The mysterious and exotic sights of Egypt will descend upon the Children’s Museum at La Habra on Oct. 1. The “Egypt: Land of Ancients” exhibit will be the museum’s third and last changing exhibit of the year. It will include models such as the Nile River, pyramids, temples and an archeologist’s camp. The exhibit’s hands-on experience will allow children the chance to bargain for goods in the marketplace, enter the ancient tomb of Paneb, touch a model sarcophagus and participate in many other activities. Lovely Qureshi, the museum’s managing director, said that even though the exhibit is hands-on, the museum also holds guided tours for local schools. “They will go through the different factions of the exhibit, and they will learn about how ancient Egypt was and how they conducted their marketplace,” Qureshi said. The exhibit’s theme is based on surveys from teachers, members of the museum and local school curriculum standards. Certain educational themes, such as vocabulary, music and mathematics, are taken from the curriculum and incorporated into areas of the exhibit. One aspect of the exhibit will include a temple with a scribe school in it, allowing children to learn how to write their name in hieroglyphics. There’s also an area that teaches them how to perform math problems using hieroglyphic numbers. The marketplace will allow children to count and sort items into different baskets. Qureshi added that the complete preparation of the exhibit took approximately four months, with the installation of the exhibit lasting four weeks. Lisa Reckon, the museum curator, said that although the exhibit will be hands-on, it will also be an immersive exhibit that allows visitors to walk straight into the environment. Qureshi stated that not only will visitors who attend the exhibit engage in something that is very unique, but they will also engage in something that is different from what they may normally experience every day. “They will be able to learn about historical references regarding Egypt, how people lived, and what kind of civilization it was,” Qureshi said. “So many centuries later, we are still studying and learning about this culture.” Reckon said that although the museum creates three changing exhibits a year, next year will be the beginning of only two changing exhibits per year. “We have been more successful, and we have had exhibits lately that probably could have done longer runs and people would have been very happy with it,” Reckon said. “That is another reason why we are going into a longer run.” Reckon added that funding for the changing exhibits occurs through a museum guild that is run by employees from the museum gift shop.
“The proceeds from the gift shop fund the changing gallery,” Reckon said. “They also do little fundraisers throughout the year, and every once in a while we will get a donation for it.” For more information, please visit www.lhcm.org
Museum bus gets OCTA makeover
An Orange County Transportation Authority bus that has been on display at the Children’s Museum at La Habra for two decades has been renovated.
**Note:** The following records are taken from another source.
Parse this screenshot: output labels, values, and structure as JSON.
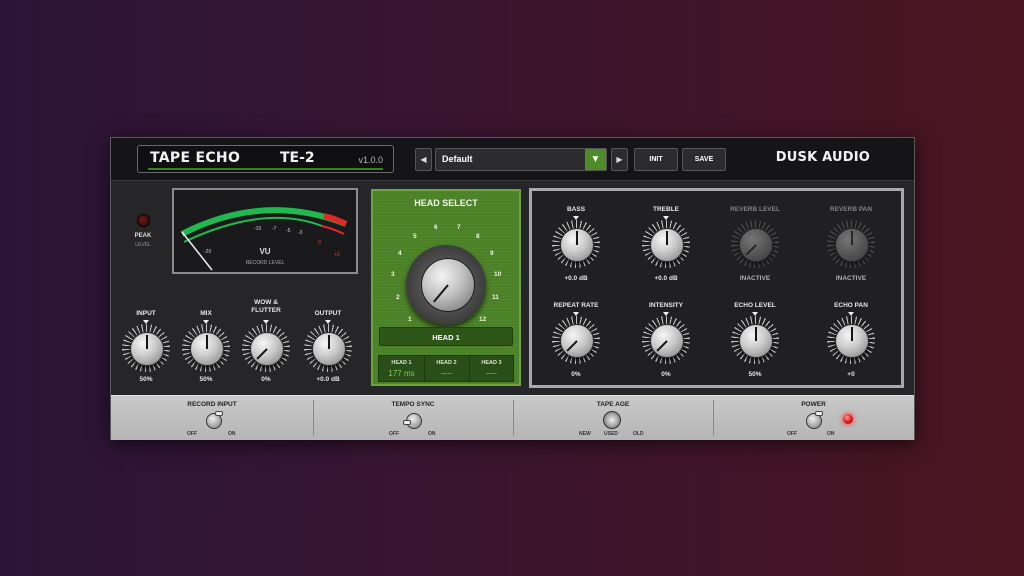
{
  "header": {
    "plugin_name": "TAPE ECHO",
    "model": "TE-2",
    "version": "v1.0.0",
    "prev_preset": "◀",
    "next_preset": "▶",
    "preset_name": "Default",
    "preset_dropdown": "▼",
    "init_label": "INIT",
    "save_label": "SAVE",
    "brand": "DUSK AUDIO"
  },
  "peak": {
    "label": "PEAK",
    "sublabel": "LEVEL"
  },
  "meter": {
    "label": "VU",
    "sublabel": "RECORD LEVEL",
    "ticks": [
      "-20",
      "-10",
      "-7",
      "-5",
      "-3",
      "0",
      "+3"
    ]
  },
  "left_knobs": {
    "input": {
      "label": "INPUT",
      "value": "50%",
      "level": 0.5
    },
    "mix": {
      "label": "MIX",
      "value": "50%",
      "level": 0.5
    },
    "wow": {
      "label": "WOW &\nFLUTTER",
      "value": "0%",
      "level": 0.0
    },
    "output": {
      "label": "OUTPUT",
      "value": "+0.0 dB",
      "level": 0.5
    }
  },
  "head_select": {
    "title": "HEAD SELECT",
    "positions": [
      "1",
      "2",
      "3",
      "4",
      "5",
      "6",
      "7",
      "8",
      "9",
      "10",
      "11",
      "12"
    ],
    "selected": "HEAD 1",
    "heads": [
      {
        "name": "HEAD 1",
        "value": "177 ms"
      },
      {
        "name": "HEAD 2",
        "value": "-----"
      },
      {
        "name": "HEAD 3",
        "value": "-----"
      }
    ]
  },
  "right_knobs": {
    "bass": {
      "label": "BASS",
      "value": "+0.0 dB",
      "level": 0.5
    },
    "treble": {
      "label": "TREBLE",
      "value": "+0.0 dB",
      "level": 0.5
    },
    "reverb_level": {
      "label": "REVERB LEVEL",
      "value": "INACTIVE",
      "level": 0.0
    },
    "reverb_pan": {
      "label": "REVERB PAN",
      "value": "INACTIVE",
      "level": 0.5
    },
    "repeat_rate": {
      "label": "REPEAT RATE",
      "value": "0%",
      "level": 0.0
    },
    "intensity": {
      "label": "INTENSITY",
      "value": "0%",
      "level": 0.0
    },
    "echo_level": {
      "label": "ECHO LEVEL",
      "value": "50%",
      "level": 0.5
    },
    "echo_pan": {
      "label": "ECHO PAN",
      "value": "+0",
      "level": 0.5
    }
  },
  "bottom": {
    "record_input": {
      "label": "RECORD INPUT",
      "off": "OFF",
      "on": "ON"
    },
    "tempo_sync": {
      "label": "TEMPO SYNC",
      "off": "OFF",
      "on": "ON"
    },
    "tape_age": {
      "label": "TAPE AGE",
      "new": "NEW",
      "used": "USED",
      "old": "OLD"
    },
    "power": {
      "label": "POWER",
      "off": "OFF",
      "on": "ON"
    }
  },
  "colors": {
    "accent_green": "#4b8127",
    "led_red": "#e41111",
    "meter_green": "#21b84f",
    "meter_red": "#e02828"
  }
}
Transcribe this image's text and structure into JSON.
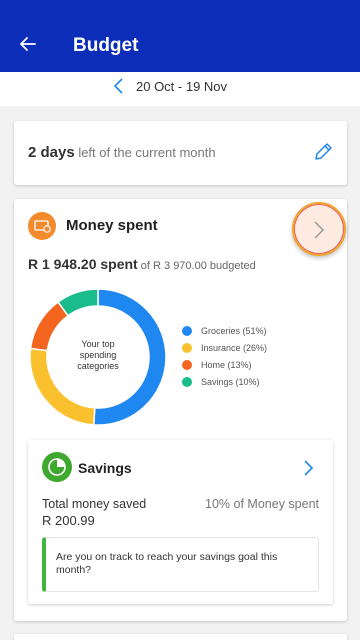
{
  "header": {
    "title": "Budget",
    "back_icon": "arrow-left-icon"
  },
  "period": {
    "range": "20 Oct - 19 Nov",
    "prev_icon": "chevron-left-icon"
  },
  "days_card": {
    "count": "2 days",
    "suffix": " left of the current month",
    "edit_icon": "pencil-icon"
  },
  "money_spent": {
    "title": "Money spent",
    "icon": "money-spent-icon",
    "spent_amount": "R 1 948.20 spent",
    "budget_text": " of R 3 970.00 budgeted",
    "chart_center_label": "Your top spending categories",
    "open_icon": "chevron-right-icon"
  },
  "chart_data": {
    "type": "pie",
    "categories": [
      "Groceries (51%)",
      "Insurance (26%)",
      "Home (13%)",
      "Savings (10%)"
    ],
    "values": [
      51,
      26,
      13,
      10
    ],
    "colors": [
      "#1e88f0",
      "#fbc02d",
      "#f4661f",
      "#1abc8c"
    ]
  },
  "savings": {
    "title": "Savings",
    "icon": "savings-icon",
    "label": "Total money saved",
    "amount": "R 200.99",
    "percent_text": "10% of Money spent",
    "tip": "Are you on track to reach your savings goal this month?",
    "open_icon": "chevron-right-icon"
  }
}
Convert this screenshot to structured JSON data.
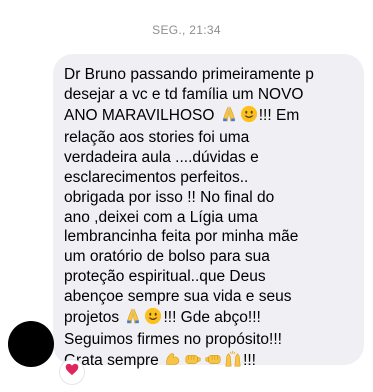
{
  "timestamp": "SEG., 21:34",
  "message": {
    "lines": [
      {
        "text": "Dr Bruno passando primeiramente p"
      },
      {
        "text": "desejar a vc e td família um NOVO"
      },
      {
        "text": "ANO MARAVILHOSO ",
        "emoji": [
          "folded-hands-icon",
          "smiling-face-icon"
        ],
        "after": "!!! Em"
      },
      {
        "text": "relação aos stories foi uma"
      },
      {
        "text": "verdadeira aula ....dúvidas e"
      },
      {
        "text": "esclarecimentos perfeitos.."
      },
      {
        "text": "obrigada por isso !! No final do"
      },
      {
        "text": "ano ,deixei com a Lígia uma"
      },
      {
        "text": "lembrancinha feita por minha mãe"
      },
      {
        "text": "um oratório de bolso para sua"
      },
      {
        "text": "proteção espiritual..que Deus"
      },
      {
        "text": "abençoe sempre sua vida e seus"
      },
      {
        "text": "projetos ",
        "emoji": [
          "folded-hands-icon",
          "smiling-face-icon"
        ],
        "after": "!!! Gde abço!!!"
      },
      {
        "text": "Seguimos firmes no propósito!!!"
      },
      {
        "text": "Grata sempre ",
        "emoji": [
          "flexed-biceps-icon",
          "fist-bump-icon",
          "fist-bump-icon",
          "raising-hands-icon"
        ],
        "after": "!!!"
      }
    ]
  },
  "reaction": {
    "icon": "red-heart-icon",
    "color": "#e0245e"
  },
  "colors": {
    "bubble": "#efeff4",
    "timestamp": "#8e8e93",
    "avatar": "#000000"
  }
}
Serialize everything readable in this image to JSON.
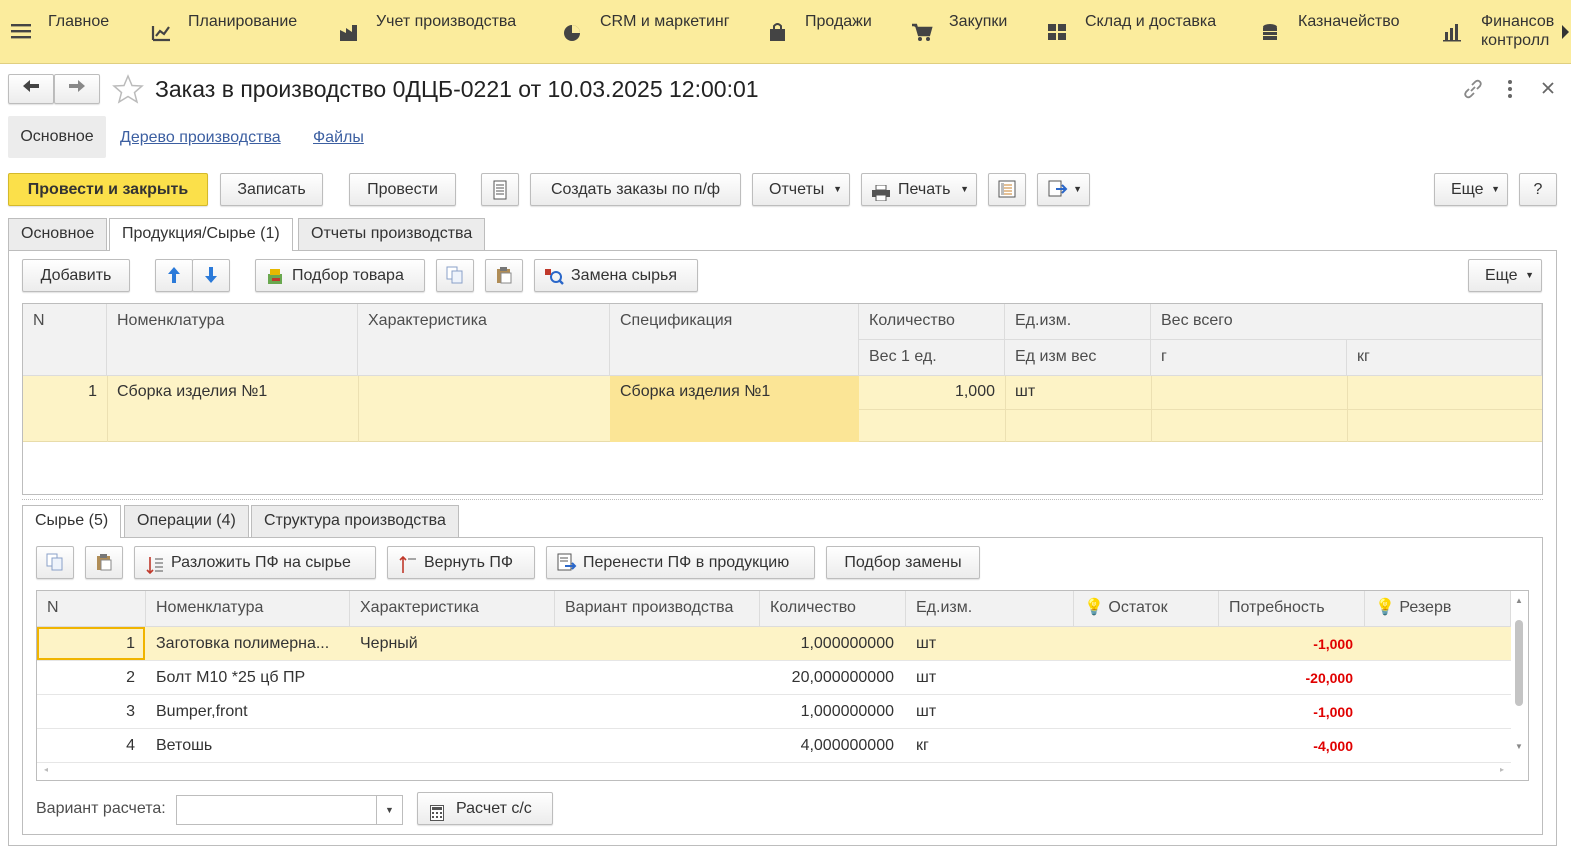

A ribbon-cutting ceremony will take place Oct. 7 to reveal the improvements. Visitors will see “Buster the Bus” and its new upholstered bench, driver’s seat, interior paint and exterior upgrades. Tim Shaw, a La Habra councilman and an OCTA board member, stated that his proposal to update the bus eventually brought OCTA staff to the museum to view things themselves. “It has been 20 years, and obviously anything would get worn out,” Shaw said of the popular exhibit. The bus is currently being renovated by OCTA’s mechanics and was sponsored by MV Transportation, Inc. Beth McCormick, the general manager of transit at OCTA, stated that MV Transportation, Inc. is an international company that has provided public transit services to agencies like OCTA. McCormick added that the bus is not only a fun exhibit for both adults and children, it is also a great tool for parents to help accustom their children to public transit.
“It makes it more real for kids because it is so hands on,” McCormick said. “Parents don’t have to worry about other passengers on the bus. They can take their kids there and they can get them acclimated.”